[Page and application data records]

☆ ☆ ☆ ☆ ☆ ☆ ☆

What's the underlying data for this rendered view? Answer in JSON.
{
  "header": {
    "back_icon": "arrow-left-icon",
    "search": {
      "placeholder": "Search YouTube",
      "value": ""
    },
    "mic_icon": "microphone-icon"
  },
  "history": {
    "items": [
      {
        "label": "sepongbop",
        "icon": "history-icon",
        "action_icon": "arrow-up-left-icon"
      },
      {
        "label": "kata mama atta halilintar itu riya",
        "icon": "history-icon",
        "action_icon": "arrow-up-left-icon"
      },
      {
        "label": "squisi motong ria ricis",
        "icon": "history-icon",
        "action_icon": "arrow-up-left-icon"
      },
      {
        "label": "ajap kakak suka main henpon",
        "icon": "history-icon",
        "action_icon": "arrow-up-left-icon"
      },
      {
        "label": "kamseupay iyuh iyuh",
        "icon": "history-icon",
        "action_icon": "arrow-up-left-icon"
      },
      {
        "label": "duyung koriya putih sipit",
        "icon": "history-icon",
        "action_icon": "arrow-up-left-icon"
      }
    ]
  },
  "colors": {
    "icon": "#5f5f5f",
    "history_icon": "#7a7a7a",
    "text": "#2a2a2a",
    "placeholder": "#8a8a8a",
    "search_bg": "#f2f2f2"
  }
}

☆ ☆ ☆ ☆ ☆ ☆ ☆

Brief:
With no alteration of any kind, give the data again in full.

Answer section:
What's the underlying data for this rendered view? Answer in JSON.
{
  "header": {
    "back_icon": "arrow-left-icon",
    "search": {
      "placeholder": "Search YouTube",
      "value": ""
    },
    "mic_icon": "microphone-icon"
  },
  "history": {
    "items": [
      {
        "label": "sepongbop",
        "icon": "history-icon",
        "action_icon": "arrow-up-left-icon"
      },
      {
        "label": "kata mama atta halilintar itu riya",
        "icon": "history-icon",
        "action_icon": "arrow-up-left-icon"
      },
      {
        "label": "squisi motong ria ricis",
        "icon": "history-icon",
        "action_icon": "arrow-up-left-icon"
      },
      {
        "label": "ajap kakak suka main henpon",
        "icon": "history-icon",
        "action_icon": "arrow-up-left-icon"
      },
      {
        "label": "kamseupay iyuh iyuh",
        "icon": "history-icon",
        "action_icon": "arrow-up-left-icon"
      },
      {
        "label": "duyung koriya putih sipit",
        "icon": "history-icon",
        "action_icon": "arrow-up-left-icon"
      }
    ]
  },
  "colors": {
    "icon": "#5f5f5f",
    "history_icon": "#7a7a7a",
    "text": "#2a2a2a",
    "placeholder": "#8a8a8a",
    "search_bg": "#f2f2f2"
  }
}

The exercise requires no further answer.